7.SP.1b: Identify if a particular random sample would be representative of a population and justify your reasoning.
7.SP.2: Use data from a random sample to draw inferences about a population with an unknown characteristic of interest. Generate multiple samples (or simulated samples) of the same size to informally gauge the variation in estimates or predictions.
7.SP.3: Informally assess the degree of visual overlap of two numerical data distributions with similar variabilities, measuring the difference between the centers by expressing it as a multiple of a measure of variability (requires introduction of mean absolute deviation).
7.SP.4: Use measures of center (mean, median and/or mode) and measures of variability (range, interquartile range and/or mean absolute deviation) for numerical data from random samples to draw informal comparative inferences about two populations.
7.SP.5: Express the probability of a chance event as a number between 0 and 1 that represents the likelihood of the event occurring. (Larger numbers indicate greater likelihood. A probability near 0 indicates an unlikely event, a probability around 1/2 indicates an event that is neither unlikely nor likely, and a probability near 1 indicates a likely event.)

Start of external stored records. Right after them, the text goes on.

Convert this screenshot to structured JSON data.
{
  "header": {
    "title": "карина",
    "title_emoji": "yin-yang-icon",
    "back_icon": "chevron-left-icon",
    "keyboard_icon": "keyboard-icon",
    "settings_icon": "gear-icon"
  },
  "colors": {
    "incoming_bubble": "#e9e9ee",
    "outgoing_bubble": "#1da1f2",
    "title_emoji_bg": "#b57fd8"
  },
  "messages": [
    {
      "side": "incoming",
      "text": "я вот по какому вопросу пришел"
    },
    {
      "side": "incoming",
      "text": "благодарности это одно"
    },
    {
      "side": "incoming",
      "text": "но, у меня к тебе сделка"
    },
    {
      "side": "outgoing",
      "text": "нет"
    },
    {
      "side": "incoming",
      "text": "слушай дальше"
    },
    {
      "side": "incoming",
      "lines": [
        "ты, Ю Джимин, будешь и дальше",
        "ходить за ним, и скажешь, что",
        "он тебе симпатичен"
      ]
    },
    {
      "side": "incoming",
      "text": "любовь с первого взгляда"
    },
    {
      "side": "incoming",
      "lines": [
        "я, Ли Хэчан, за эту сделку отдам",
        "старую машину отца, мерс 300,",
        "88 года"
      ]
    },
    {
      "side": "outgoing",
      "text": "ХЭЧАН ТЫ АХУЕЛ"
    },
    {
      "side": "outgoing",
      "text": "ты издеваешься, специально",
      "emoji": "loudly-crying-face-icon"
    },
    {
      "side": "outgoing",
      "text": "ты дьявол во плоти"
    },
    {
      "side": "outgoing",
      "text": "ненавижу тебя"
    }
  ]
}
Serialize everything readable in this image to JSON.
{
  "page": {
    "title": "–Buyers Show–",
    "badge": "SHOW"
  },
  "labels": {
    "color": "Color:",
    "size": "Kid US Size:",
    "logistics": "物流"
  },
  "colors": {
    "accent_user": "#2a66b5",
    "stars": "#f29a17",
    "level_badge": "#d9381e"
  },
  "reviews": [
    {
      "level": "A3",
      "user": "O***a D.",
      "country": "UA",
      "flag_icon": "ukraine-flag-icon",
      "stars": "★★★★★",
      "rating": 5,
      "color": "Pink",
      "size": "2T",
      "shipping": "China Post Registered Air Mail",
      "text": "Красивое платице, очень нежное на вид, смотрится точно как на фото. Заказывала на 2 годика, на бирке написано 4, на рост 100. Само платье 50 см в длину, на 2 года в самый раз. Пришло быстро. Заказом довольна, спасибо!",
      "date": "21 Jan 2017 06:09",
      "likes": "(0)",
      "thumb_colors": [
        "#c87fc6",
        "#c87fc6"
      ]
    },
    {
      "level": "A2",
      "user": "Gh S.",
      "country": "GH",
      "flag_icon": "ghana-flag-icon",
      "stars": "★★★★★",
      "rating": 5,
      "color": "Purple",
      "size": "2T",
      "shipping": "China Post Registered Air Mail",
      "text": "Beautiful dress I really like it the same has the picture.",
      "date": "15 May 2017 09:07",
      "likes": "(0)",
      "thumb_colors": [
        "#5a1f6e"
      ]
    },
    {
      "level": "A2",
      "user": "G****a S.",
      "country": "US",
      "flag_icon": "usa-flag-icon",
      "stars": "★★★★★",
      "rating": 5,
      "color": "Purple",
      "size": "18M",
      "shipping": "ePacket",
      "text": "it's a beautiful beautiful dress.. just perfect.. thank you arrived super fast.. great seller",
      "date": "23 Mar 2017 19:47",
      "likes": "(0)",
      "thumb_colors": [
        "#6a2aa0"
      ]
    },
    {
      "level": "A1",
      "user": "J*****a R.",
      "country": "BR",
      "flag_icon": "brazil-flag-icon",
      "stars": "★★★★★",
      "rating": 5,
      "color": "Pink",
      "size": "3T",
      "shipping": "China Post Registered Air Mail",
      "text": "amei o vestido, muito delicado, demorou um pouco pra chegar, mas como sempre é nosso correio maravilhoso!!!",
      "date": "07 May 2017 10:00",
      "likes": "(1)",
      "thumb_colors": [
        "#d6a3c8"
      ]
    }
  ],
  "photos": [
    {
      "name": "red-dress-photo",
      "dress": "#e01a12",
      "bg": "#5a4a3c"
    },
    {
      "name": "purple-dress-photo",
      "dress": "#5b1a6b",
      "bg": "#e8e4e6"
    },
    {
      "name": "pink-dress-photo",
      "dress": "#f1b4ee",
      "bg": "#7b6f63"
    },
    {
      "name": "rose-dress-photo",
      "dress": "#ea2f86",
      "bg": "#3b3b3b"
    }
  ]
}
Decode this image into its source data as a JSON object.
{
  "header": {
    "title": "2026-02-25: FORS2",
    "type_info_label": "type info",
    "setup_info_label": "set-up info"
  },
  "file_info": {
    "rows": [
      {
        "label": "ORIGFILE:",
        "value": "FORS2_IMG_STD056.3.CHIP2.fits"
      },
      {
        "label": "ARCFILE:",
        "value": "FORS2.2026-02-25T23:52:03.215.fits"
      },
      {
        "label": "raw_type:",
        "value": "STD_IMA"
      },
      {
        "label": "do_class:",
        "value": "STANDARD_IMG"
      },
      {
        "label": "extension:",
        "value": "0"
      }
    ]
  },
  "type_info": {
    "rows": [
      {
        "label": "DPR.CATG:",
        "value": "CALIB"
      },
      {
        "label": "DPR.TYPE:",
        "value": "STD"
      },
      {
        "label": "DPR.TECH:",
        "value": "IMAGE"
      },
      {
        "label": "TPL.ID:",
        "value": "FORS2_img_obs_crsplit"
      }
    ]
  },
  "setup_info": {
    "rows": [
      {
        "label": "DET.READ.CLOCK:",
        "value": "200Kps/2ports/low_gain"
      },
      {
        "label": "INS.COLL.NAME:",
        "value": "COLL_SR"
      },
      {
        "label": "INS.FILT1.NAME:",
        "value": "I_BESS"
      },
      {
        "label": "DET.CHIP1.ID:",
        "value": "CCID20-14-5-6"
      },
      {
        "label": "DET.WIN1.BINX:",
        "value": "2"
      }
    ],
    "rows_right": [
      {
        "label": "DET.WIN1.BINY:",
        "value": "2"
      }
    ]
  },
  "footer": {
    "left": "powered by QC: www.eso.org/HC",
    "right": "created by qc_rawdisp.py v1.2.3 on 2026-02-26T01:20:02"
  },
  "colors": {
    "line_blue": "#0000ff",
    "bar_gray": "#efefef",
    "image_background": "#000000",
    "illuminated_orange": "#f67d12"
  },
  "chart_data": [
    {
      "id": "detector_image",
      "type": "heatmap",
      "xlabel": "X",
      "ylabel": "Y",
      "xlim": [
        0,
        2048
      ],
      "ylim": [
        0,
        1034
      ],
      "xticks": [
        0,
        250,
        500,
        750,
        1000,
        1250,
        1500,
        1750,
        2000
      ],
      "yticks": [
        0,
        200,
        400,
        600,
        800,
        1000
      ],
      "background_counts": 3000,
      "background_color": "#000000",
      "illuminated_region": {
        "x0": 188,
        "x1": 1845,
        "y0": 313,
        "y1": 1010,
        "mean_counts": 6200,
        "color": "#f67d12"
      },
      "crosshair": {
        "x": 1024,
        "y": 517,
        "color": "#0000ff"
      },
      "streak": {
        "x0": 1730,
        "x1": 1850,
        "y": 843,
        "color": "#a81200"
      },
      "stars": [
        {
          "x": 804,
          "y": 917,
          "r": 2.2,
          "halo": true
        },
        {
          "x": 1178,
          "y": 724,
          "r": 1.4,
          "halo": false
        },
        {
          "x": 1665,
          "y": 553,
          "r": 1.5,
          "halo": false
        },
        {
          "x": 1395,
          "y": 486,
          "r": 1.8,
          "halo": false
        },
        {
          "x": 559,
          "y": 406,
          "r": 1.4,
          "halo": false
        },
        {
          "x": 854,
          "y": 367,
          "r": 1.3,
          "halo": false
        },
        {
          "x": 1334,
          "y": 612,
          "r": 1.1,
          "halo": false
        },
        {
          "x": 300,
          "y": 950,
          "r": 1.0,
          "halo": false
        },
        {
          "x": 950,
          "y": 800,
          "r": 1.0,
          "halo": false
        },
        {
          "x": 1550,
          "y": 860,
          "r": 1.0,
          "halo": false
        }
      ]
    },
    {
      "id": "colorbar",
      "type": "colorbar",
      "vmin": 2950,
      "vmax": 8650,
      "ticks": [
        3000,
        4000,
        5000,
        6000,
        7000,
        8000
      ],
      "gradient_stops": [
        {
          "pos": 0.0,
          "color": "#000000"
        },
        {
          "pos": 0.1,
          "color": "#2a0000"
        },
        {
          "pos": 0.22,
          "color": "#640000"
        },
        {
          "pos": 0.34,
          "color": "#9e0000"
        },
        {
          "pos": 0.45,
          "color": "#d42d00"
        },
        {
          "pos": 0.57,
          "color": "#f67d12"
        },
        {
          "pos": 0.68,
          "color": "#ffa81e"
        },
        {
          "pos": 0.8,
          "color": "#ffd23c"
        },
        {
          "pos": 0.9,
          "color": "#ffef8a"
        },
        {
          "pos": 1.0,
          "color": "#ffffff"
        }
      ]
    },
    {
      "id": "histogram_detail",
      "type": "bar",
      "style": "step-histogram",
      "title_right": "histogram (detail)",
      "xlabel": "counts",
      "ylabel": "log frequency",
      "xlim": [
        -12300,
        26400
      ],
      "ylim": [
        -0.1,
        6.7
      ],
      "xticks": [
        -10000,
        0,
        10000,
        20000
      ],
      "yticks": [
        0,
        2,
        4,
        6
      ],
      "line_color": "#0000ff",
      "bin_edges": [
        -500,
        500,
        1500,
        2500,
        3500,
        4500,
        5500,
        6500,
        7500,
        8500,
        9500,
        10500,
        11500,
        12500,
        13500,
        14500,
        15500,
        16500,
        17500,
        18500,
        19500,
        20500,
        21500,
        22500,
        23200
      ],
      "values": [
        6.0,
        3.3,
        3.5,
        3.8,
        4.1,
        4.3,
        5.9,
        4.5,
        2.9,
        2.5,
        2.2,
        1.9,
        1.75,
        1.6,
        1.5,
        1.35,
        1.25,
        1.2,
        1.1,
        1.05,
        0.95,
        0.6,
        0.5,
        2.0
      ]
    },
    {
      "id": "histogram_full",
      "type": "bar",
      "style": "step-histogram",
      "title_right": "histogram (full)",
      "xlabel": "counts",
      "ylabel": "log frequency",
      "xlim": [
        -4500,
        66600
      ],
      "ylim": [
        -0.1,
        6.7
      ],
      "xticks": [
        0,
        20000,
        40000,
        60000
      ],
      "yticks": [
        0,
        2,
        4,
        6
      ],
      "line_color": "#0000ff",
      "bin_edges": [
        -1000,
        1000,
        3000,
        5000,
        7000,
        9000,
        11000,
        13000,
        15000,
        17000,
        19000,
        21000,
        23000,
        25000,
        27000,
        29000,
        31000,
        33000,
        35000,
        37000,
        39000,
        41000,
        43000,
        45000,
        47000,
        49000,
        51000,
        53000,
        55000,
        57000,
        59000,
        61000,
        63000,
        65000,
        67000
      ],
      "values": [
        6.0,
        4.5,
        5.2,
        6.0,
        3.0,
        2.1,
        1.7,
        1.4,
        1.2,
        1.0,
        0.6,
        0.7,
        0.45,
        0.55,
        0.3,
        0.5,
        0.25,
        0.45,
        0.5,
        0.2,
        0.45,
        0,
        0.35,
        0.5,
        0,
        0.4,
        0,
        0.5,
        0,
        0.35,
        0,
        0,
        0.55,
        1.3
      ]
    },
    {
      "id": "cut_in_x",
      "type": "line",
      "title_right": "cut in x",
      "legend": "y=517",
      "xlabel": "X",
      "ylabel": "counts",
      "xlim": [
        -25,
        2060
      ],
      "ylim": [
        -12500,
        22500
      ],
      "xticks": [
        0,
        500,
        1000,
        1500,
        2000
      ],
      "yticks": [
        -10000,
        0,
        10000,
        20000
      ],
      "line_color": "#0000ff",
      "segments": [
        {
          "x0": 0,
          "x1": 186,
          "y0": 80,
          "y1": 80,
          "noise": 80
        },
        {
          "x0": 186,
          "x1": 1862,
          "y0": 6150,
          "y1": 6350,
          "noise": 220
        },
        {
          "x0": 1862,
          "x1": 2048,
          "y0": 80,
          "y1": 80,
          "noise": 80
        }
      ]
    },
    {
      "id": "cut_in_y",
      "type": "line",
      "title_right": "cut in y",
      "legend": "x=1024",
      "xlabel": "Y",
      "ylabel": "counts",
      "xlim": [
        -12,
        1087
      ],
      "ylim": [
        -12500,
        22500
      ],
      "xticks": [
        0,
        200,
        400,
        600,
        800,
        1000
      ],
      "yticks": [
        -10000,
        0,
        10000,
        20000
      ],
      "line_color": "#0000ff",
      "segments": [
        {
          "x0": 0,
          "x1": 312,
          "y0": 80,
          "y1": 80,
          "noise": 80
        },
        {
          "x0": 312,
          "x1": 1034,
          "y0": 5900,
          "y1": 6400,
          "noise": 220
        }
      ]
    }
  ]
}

7.SP.6: Collect data from a chance process (probability experiment). Approximate the probability by observing its long-run relative frequency. Recognize that as the number of trials increase, the experimental probability approaches the theoretical probability. Conversely, predict the approximate relative frequency given the probability.
7.SP.7: Develop a probability model and use it to find probabilities of events. Compare probabilities from a model to observed frequencies; if the agreement is not good, explain possible sources of the discrepancy.
7.SP.7a: Develop a uniform probability model by assigning equal probability to all outcomes, and use the model to determine probabilities of events.
7.SP.7b: Develop a probability model (which may not be uniform) by observing frequencies in data generated from a chance process.
7.SP.8: Find probabilities of compound events using organized lists, tables, tree diagrams, and simulation.
7.SP.8a: Know that, just as with simple events, the probability of a compound event is the fraction of outcomes in the sample space for which the compound event occurs.
7.SP.8b: Represent sample spaces for compound events using methods such as organized lists, tables and tree diagrams. For an event described in everyday language (e.g. “rolling double sixes”), identify the outcomes in the sample space which compose the event.
7.SP.8c: Design and use a simulation to generate frequencies for compound events.
Correlation last revised: 9/24/2019